==== THE INPUT ====

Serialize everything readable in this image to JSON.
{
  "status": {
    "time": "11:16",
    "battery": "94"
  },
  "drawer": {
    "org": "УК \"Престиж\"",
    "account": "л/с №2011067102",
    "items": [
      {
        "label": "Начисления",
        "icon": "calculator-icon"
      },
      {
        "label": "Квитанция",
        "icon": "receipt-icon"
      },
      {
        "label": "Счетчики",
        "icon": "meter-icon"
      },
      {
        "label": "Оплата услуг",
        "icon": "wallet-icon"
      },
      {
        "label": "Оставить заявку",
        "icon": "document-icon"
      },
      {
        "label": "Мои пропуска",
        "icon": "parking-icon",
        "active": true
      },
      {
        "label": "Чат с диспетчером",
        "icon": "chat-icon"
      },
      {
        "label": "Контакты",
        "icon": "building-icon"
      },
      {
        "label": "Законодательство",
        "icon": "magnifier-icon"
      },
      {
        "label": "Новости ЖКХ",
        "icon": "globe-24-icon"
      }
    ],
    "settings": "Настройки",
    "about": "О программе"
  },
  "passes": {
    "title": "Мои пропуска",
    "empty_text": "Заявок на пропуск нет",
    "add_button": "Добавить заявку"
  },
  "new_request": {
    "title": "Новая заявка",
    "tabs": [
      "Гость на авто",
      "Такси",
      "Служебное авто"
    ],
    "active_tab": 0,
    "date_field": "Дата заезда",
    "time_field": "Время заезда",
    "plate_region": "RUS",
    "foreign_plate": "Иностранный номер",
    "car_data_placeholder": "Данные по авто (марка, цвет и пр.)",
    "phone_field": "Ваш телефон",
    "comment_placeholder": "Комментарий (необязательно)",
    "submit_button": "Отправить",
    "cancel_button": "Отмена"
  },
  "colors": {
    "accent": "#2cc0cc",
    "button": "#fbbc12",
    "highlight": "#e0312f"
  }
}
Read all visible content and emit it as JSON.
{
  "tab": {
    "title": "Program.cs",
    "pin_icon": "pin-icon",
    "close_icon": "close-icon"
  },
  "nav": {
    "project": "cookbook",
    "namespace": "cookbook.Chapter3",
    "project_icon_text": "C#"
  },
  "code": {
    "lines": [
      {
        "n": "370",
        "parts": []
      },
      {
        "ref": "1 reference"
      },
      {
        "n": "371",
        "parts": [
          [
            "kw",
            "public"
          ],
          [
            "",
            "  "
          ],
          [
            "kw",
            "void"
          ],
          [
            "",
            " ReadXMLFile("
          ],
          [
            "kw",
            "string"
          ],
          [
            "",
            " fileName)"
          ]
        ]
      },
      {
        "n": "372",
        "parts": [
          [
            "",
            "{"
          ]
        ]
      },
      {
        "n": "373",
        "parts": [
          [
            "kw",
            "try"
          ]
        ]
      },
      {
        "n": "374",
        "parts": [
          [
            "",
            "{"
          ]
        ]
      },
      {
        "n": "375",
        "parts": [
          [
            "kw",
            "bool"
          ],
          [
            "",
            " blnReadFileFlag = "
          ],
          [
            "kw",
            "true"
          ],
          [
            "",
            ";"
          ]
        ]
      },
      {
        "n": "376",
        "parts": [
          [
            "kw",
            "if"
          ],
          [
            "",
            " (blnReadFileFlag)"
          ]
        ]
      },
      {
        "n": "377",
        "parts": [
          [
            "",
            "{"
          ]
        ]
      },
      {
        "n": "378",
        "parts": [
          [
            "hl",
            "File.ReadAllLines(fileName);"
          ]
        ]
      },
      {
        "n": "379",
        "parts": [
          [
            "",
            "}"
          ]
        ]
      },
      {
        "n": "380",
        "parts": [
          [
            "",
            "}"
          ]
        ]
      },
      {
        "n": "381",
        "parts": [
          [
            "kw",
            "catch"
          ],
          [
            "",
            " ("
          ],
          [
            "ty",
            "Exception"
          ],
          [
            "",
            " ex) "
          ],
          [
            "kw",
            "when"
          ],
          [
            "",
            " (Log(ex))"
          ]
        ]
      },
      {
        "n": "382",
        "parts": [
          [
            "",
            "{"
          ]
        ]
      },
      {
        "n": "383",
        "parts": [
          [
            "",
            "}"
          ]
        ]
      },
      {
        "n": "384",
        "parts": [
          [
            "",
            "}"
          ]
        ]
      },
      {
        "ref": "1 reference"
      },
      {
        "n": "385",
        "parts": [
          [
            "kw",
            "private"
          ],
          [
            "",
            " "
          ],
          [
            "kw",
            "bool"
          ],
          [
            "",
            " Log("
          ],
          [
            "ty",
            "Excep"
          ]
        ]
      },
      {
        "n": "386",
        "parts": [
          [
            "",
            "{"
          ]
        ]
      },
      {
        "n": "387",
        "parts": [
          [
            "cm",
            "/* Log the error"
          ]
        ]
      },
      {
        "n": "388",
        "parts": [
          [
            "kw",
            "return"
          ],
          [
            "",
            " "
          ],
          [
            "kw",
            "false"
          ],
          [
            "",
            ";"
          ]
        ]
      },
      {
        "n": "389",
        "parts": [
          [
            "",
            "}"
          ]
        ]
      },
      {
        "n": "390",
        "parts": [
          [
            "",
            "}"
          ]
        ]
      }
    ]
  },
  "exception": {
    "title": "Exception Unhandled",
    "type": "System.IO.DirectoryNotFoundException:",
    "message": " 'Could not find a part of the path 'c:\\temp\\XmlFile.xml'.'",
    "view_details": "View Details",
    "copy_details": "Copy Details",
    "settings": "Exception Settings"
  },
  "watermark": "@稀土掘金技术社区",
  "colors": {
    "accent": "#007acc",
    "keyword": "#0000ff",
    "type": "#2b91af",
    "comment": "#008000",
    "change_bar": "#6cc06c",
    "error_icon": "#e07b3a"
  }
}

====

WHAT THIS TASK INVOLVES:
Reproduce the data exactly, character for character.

RESPONSE TO THIS EXERCISE:
Serialize everything readable in this image to JSON.
{
  "status": {
    "time": "11:16",
    "battery": "94"
  },
  "drawer": {
    "org": "УК \"Престиж\"",
    "account": "л/с №2011067102",
    "items": [
      {
        "label": "Начисления",
        "icon": "calculator-icon"
      },
      {
        "label": "Квитанция",
        "icon": "receipt-icon"
      },
      {
        "label": "Счетчики",
        "icon": "meter-icon"
      },
      {
        "label": "Оплата услуг",
        "icon": "wallet-icon"
      },
      {
        "label": "Оставить заявку",
        "icon": "document-icon"
      },
      {
        "label": "Мои пропуска",
        "icon": "parking-icon",
        "active": true
      },
      {
        "label": "Чат с диспетчером",
        "icon": "chat-icon"
      },
      {
        "label": "Контакты",
        "icon": "building-icon"
      },
      {
        "label": "Законодательство",
        "icon": "magnifier-icon"
      },
      {
        "label": "Новости ЖКХ",
        "icon": "globe-24-icon"
      }
    ],
    "settings": "Настройки",
    "about": "О программе"
  },
  "passes": {
    "title": "Мои пропуска",
    "empty_text": "Заявок на пропуск нет",
    "add_button": "Добавить заявку"
  },
  "new_request": {
    "title": "Новая заявка",
    "tabs": [
      "Гость на авто",
      "Такси",
      "Служебное авто"
    ],
    "active_tab": 0,
    "date_field": "Дата заезда",
    "time_field": "Время заезда",
    "plate_region": "RUS",
    "foreign_plate": "Иностранный номер",
    "car_data_placeholder": "Данные по авто (марка, цвет и пр.)",
    "phone_field": "Ваш телефон",
    "comment_placeholder": "Комментарий (необязательно)",
    "submit_button": "Отправить",
    "cancel_button": "Отмена"
  },
  "colors": {
    "accent": "#2cc0cc",
    "button": "#fbbc12",
    "highlight": "#e0312f"
  }
}
Read all visible content and emit it as JSON.
{
  "tab": {
    "title": "Program.cs",
    "pin_icon": "pin-icon",
    "close_icon": "close-icon"
  },
  "nav": {
    "project": "cookbook",
    "namespace": "cookbook.Chapter3",
    "project_icon_text": "C#"
  },
  "code": {
    "lines": [
      {
        "n": "370",
        "parts": []
      },
      {
        "ref": "1 reference"
      },
      {
        "n": "371",
        "parts": [
          [
            "kw",
            "public"
          ],
          [
            "",
            "  "
          ],
          [
            "kw",
            "void"
          ],
          [
            "",
            " ReadXMLFile("
          ],
          [
            "kw",
            "string"
          ],
          [
            "",
            " fileName)"
          ]
        ]
      },
      {
        "n": "372",
        "parts": [
          [
            "",
            "{"
          ]
        ]
      },
      {
        "n": "373",
        "parts": [
          [
            "kw",
            "try"
          ]
        ]
      },
      {
        "n": "374",
        "parts": [
          [
            "",
            "{"
          ]
        ]
      },
      {
        "n": "375",
        "parts": [
          [
            "kw",
            "bool"
          ],
          [
            "",
            " blnReadFileFlag = "
          ],
          [
            "kw",
            "true"
          ],
          [
            "",
            ";"
          ]
        ]
      },
      {
        "n": "376",
        "parts": [
          [
            "kw",
            "if"
          ],
          [
            "",
            " (blnReadFileFlag)"
          ]
        ]
      },
      {
        "n": "377",
        "parts": [
          [
            "",
            "{"
          ]
        ]
      },
      {
        "n": "378",
        "parts": [
          [
            "hl",
            "File.ReadAllLines(fileName);"
          ]
        ]
      },
      {
        "n": "379",
        "parts": [
          [
            "",
            "}"
          ]
        ]
      },
      {
        "n": "380",
        "parts": [
          [
            "",
            "}"
          ]
        ]
      },
      {
        "n": "381",
        "parts": [
          [
            "kw",
            "catch"
          ],
          [
            "",
            " ("
          ],
          [
            "ty",
            "Exception"
          ],
          [
            "",
            " ex) "
          ],
          [
            "kw",
            "when"
          ],
          [
            "",
            " (Log(ex))"
          ]
        ]
      },
      {
        "n": "382",
        "parts": [
          [
            "",
            "{"
          ]
        ]
      },
      {
        "n": "383",
        "parts": [
          [
            "",
            "}"
          ]
        ]
      },
      {
        "n": "384",
        "parts": [
          [
            "",
            "}"
          ]
        ]
      },
      {
        "ref": "1 reference"
      },
      {
        "n": "385",
        "parts": [
          [
            "kw",
            "private"
          ],
          [
            "",
            " "
          ],
          [
            "kw",
            "bool"
          ],
          [
            "",
            " Log("
          ],
          [
            "ty",
            "Excep"
          ]
        ]
      },
      {
        "n": "386",
        "parts": [
          [
            "",
            "{"
          ]
        ]
      },
      {
        "n": "387",
        "parts": [
          [
            "cm",
            "/* Log the error"
          ]
        ]
      },
      {
        "n": "388",
        "parts": [
          [
            "kw",
            "return"
          ],
          [
            "",
            " "
          ],
          [
            "kw",
            "false"
          ],
          [
            "",
            ";"
          ]
        ]
      },
      {
        "n": "389",
        "parts": [
          [
            "",
            "}"
          ]
        ]
      },
      {
        "n": "390",
        "parts": [
          [
            "",
            "}"
          ]
        ]
      }
    ]
  },
  "exception": {
    "title": "Exception Unhandled",
    "type": "System.IO.DirectoryNotFoundException:",
    "message": " 'Could not find a part of the path 'c:\\temp\\XmlFile.xml'.'",
    "view_details": "View Details",
    "copy_details": "Copy Details",
    "settings": "Exception Settings"
  },
  "watermark": "@稀土掘金技术社区",
  "colors": {
    "accent": "#007acc",
    "keyword": "#0000ff",
    "type": "#2b91af",
    "comment": "#008000",
    "change_bar": "#6cc06c",
    "error_icon": "#e07b3a"
  }
}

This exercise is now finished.